Provided records ::
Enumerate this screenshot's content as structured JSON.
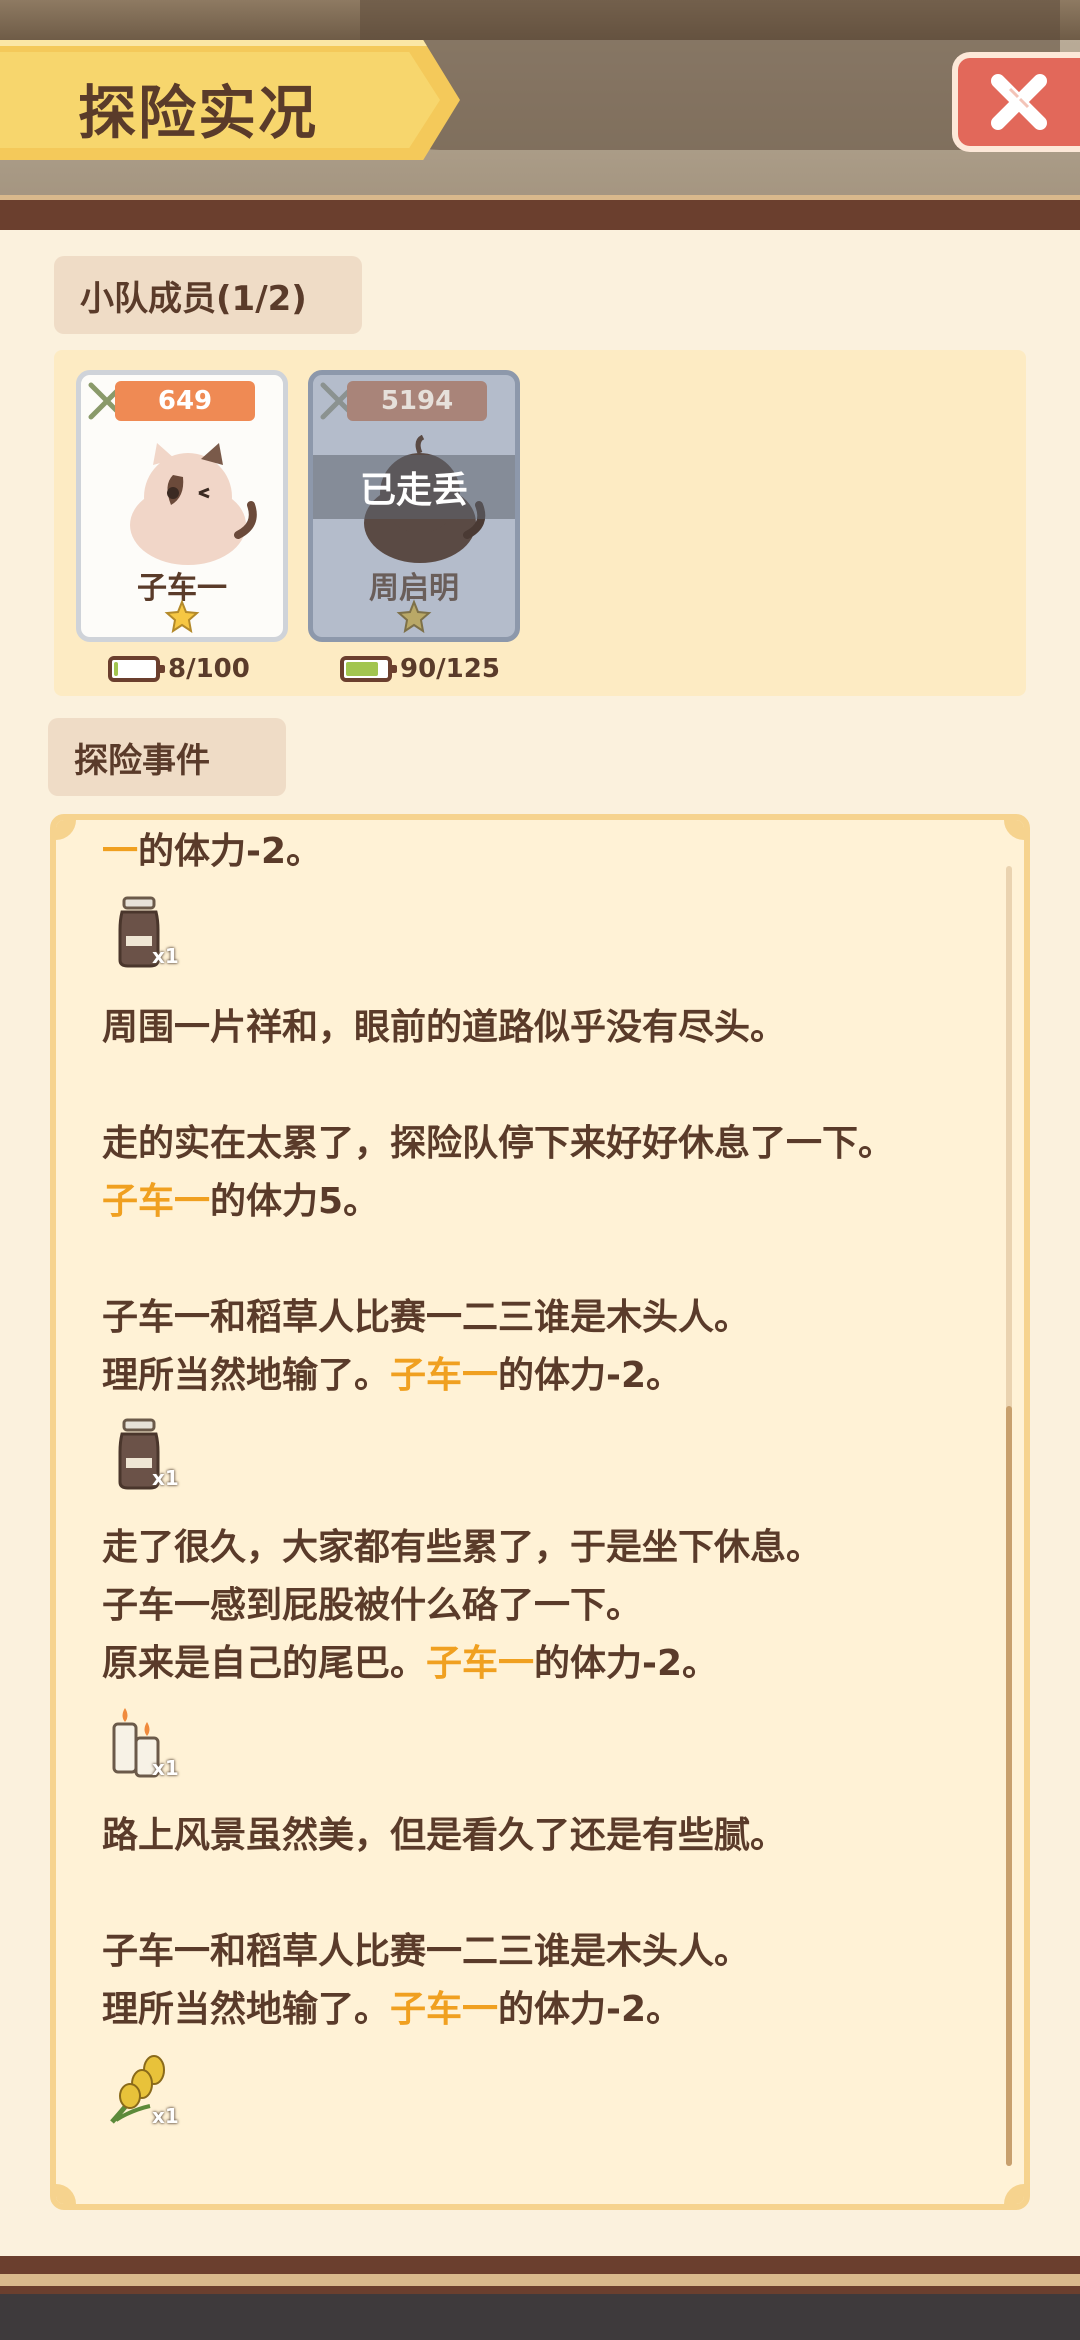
{
  "header": {
    "title": "探险实况",
    "close_icon": "close-icon"
  },
  "team": {
    "label": "小队成员(1/2)",
    "members": [
      {
        "name": "子车一",
        "power": "649",
        "stamina": "8/100",
        "stamina_fraction": 0.08,
        "stars": 1,
        "status": ""
      },
      {
        "name": "周启明",
        "power": "5194",
        "stamina": "90/125",
        "stamina_fraction": 0.72,
        "stars": 1,
        "status": "已走丢"
      }
    ]
  },
  "events": {
    "label": "探险事件",
    "lines": [
      {
        "pre": "",
        "hl": "一",
        "post": "的体力-2。"
      },
      {
        "pre": "周围一片祥和，眼前的道路似乎没有尽头。",
        "hl": "",
        "post": ""
      },
      {
        "pre": "走的实在太累了，探险队停下来好好休息了一下。",
        "hl": "",
        "post": ""
      },
      {
        "pre": "",
        "hl": "子车一",
        "post": "的体力5。"
      },
      {
        "pre": "子车一和稻草人比赛一二三谁是木头人。",
        "hl": "",
        "post": ""
      },
      {
        "pre": "理所当然地输了。",
        "hl": "子车一",
        "post": "的体力-2。"
      },
      {
        "pre": "走了很久，大家都有些累了，于是坐下休息。",
        "hl": "",
        "post": ""
      },
      {
        "pre": "子车一感到屁股被什么硌了一下。",
        "hl": "",
        "post": ""
      },
      {
        "pre": "原来是自己的尾巴。",
        "hl": "子车一",
        "post": "的体力-2。"
      },
      {
        "pre": "路上风景虽然美，但是看久了还是有些腻。",
        "hl": "",
        "post": ""
      },
      {
        "pre": "子车一和稻草人比赛一二三谁是木头人。",
        "hl": "",
        "post": ""
      },
      {
        "pre": "理所当然地输了。",
        "hl": "子车一",
        "post": "的体力-2。"
      }
    ],
    "items": [
      {
        "icon": "milk-bottle-icon",
        "qty": "x1"
      },
      {
        "icon": "milk-bottle-icon",
        "qty": "x1"
      },
      {
        "icon": "candles-icon",
        "qty": "x1"
      },
      {
        "icon": "wheat-icon",
        "qty": "x1"
      }
    ]
  },
  "colors": {
    "highlight": "#f0a020",
    "text": "#5a3b2a",
    "ribbon": "#f7d66d",
    "close": "#e2685a"
  }
}
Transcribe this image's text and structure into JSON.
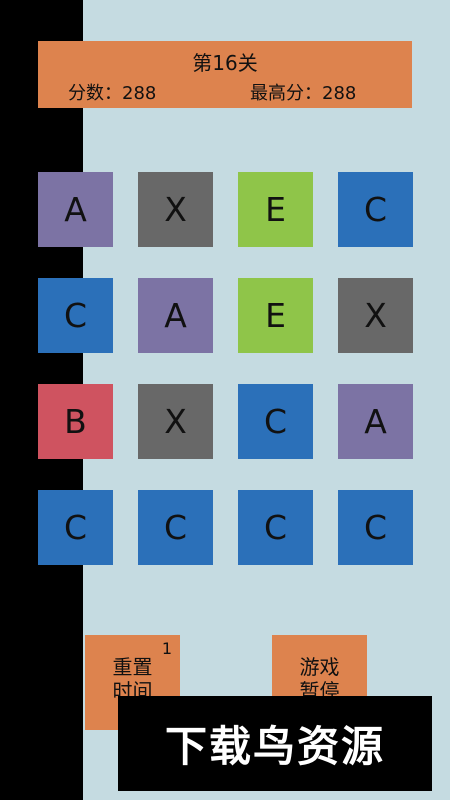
{
  "header": {
    "level": "第16关",
    "score": "分数：288",
    "best": "最高分：288"
  },
  "colors": {
    "A": "#7c73a4",
    "X": "#686868",
    "E": "#8fc549",
    "C": "#2b70b9",
    "B": "#cf5360"
  },
  "grid": [
    [
      "A",
      "X",
      "E",
      "C"
    ],
    [
      "C",
      "A",
      "E",
      "X"
    ],
    [
      "B",
      "X",
      "C",
      "A"
    ],
    [
      "C",
      "C",
      "C",
      "C"
    ]
  ],
  "buttons": {
    "reset_label": "重置\n时间",
    "reset_count": "1",
    "pause_label": "游戏\n暂停"
  },
  "watermark": "下载鸟资源"
}
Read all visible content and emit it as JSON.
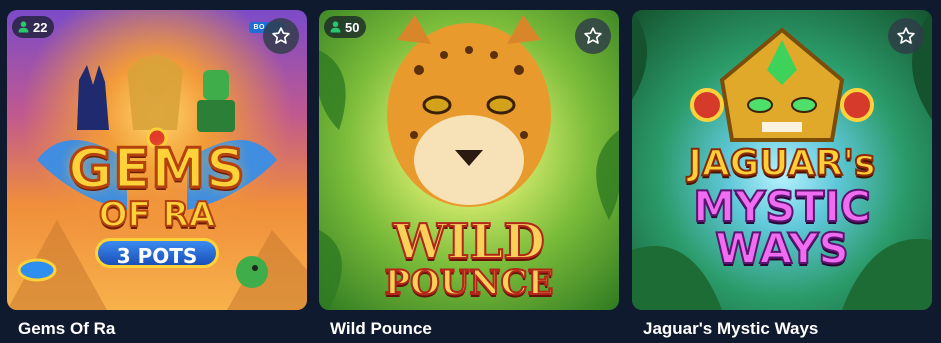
{
  "games": [
    {
      "title": "Gems Of Ra",
      "players": "22",
      "badge": "BO",
      "logo_line1": "GEMS",
      "logo_line2": "OF RA",
      "logo_line3": "3 POTS"
    },
    {
      "title": "Wild Pounce",
      "players": "50",
      "logo_line1": "WILD",
      "logo_line2": "POUNCE"
    },
    {
      "title": "Jaguar's Mystic Ways",
      "logo_line1": "JAGUAR's",
      "logo_line2": "MYSTIC",
      "logo_line3": "WAYS"
    }
  ],
  "icons": {
    "players": "person-icon",
    "favorite": "star-outline-icon"
  },
  "colors": {
    "page_background": "#0f1a2e",
    "players_icon": "#28c76f",
    "favorite_button": "#303c48"
  }
}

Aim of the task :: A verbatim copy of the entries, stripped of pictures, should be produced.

Solution to this task ::
Enumerate this screenshot's content as structured JSON.
{
  "header": {
    "title": "探险实况",
    "close_icon": "close-icon"
  },
  "team": {
    "label": "小队成员(1/2)",
    "members": [
      {
        "name": "子车一",
        "power": "649",
        "stamina": "8/100",
        "stamina_fraction": 0.08,
        "stars": 1,
        "status": ""
      },
      {
        "name": "周启明",
        "power": "5194",
        "stamina": "90/125",
        "stamina_fraction": 0.72,
        "stars": 1,
        "status": "已走丢"
      }
    ]
  },
  "events": {
    "label": "探险事件",
    "lines": [
      {
        "pre": "",
        "hl": "一",
        "post": "的体力-2。"
      },
      {
        "pre": "周围一片祥和，眼前的道路似乎没有尽头。",
        "hl": "",
        "post": ""
      },
      {
        "pre": "走的实在太累了，探险队停下来好好休息了一下。",
        "hl": "",
        "post": ""
      },
      {
        "pre": "",
        "hl": "子车一",
        "post": "的体力5。"
      },
      {
        "pre": "子车一和稻草人比赛一二三谁是木头人。",
        "hl": "",
        "post": ""
      },
      {
        "pre": "理所当然地输了。",
        "hl": "子车一",
        "post": "的体力-2。"
      },
      {
        "pre": "走了很久，大家都有些累了，于是坐下休息。",
        "hl": "",
        "post": ""
      },
      {
        "pre": "子车一感到屁股被什么硌了一下。",
        "hl": "",
        "post": ""
      },
      {
        "pre": "原来是自己的尾巴。",
        "hl": "子车一",
        "post": "的体力-2。"
      },
      {
        "pre": "路上风景虽然美，但是看久了还是有些腻。",
        "hl": "",
        "post": ""
      },
      {
        "pre": "子车一和稻草人比赛一二三谁是木头人。",
        "hl": "",
        "post": ""
      },
      {
        "pre": "理所当然地输了。",
        "hl": "子车一",
        "post": "的体力-2。"
      }
    ],
    "items": [
      {
        "icon": "milk-bottle-icon",
        "qty": "x1"
      },
      {
        "icon": "milk-bottle-icon",
        "qty": "x1"
      },
      {
        "icon": "candles-icon",
        "qty": "x1"
      },
      {
        "icon": "wheat-icon",
        "qty": "x1"
      }
    ]
  },
  "colors": {
    "highlight": "#f0a020",
    "text": "#5a3b2a",
    "ribbon": "#f7d66d",
    "close": "#e2685a"
  }
}
Transcribe this image's text and structure into JSON.
{
  "header": {
    "level": "第16关",
    "score": "分数：288",
    "best": "最高分：288"
  },
  "colors": {
    "A": "#7c73a4",
    "X": "#686868",
    "E": "#8fc549",
    "C": "#2b70b9",
    "B": "#cf5360"
  },
  "grid": [
    [
      "A",
      "X",
      "E",
      "C"
    ],
    [
      "C",
      "A",
      "E",
      "X"
    ],
    [
      "B",
      "X",
      "C",
      "A"
    ],
    [
      "C",
      "C",
      "C",
      "C"
    ]
  ],
  "buttons": {
    "reset_label": "重置\n时间",
    "reset_count": "1",
    "pause_label": "游戏\n暂停"
  },
  "watermark": "下载鸟资源"
}
Read all visible content and emit it as JSON.
{
  "games": [
    {
      "title": "Gems Of Ra",
      "players": "22",
      "badge": "BO",
      "logo_line1": "GEMS",
      "logo_line2": "OF RA",
      "logo_line3": "3 POTS"
    },
    {
      "title": "Wild Pounce",
      "players": "50",
      "logo_line1": "WILD",
      "logo_line2": "POUNCE"
    },
    {
      "title": "Jaguar's Mystic Ways",
      "logo_line1": "JAGUAR's",
      "logo_line2": "MYSTIC",
      "logo_line3": "WAYS"
    }
  ],
  "icons": {
    "players": "person-icon",
    "favorite": "star-outline-icon"
  },
  "colors": {
    "page_background": "#0f1a2e",
    "players_icon": "#28c76f",
    "favorite_button": "#303c48"
  }
}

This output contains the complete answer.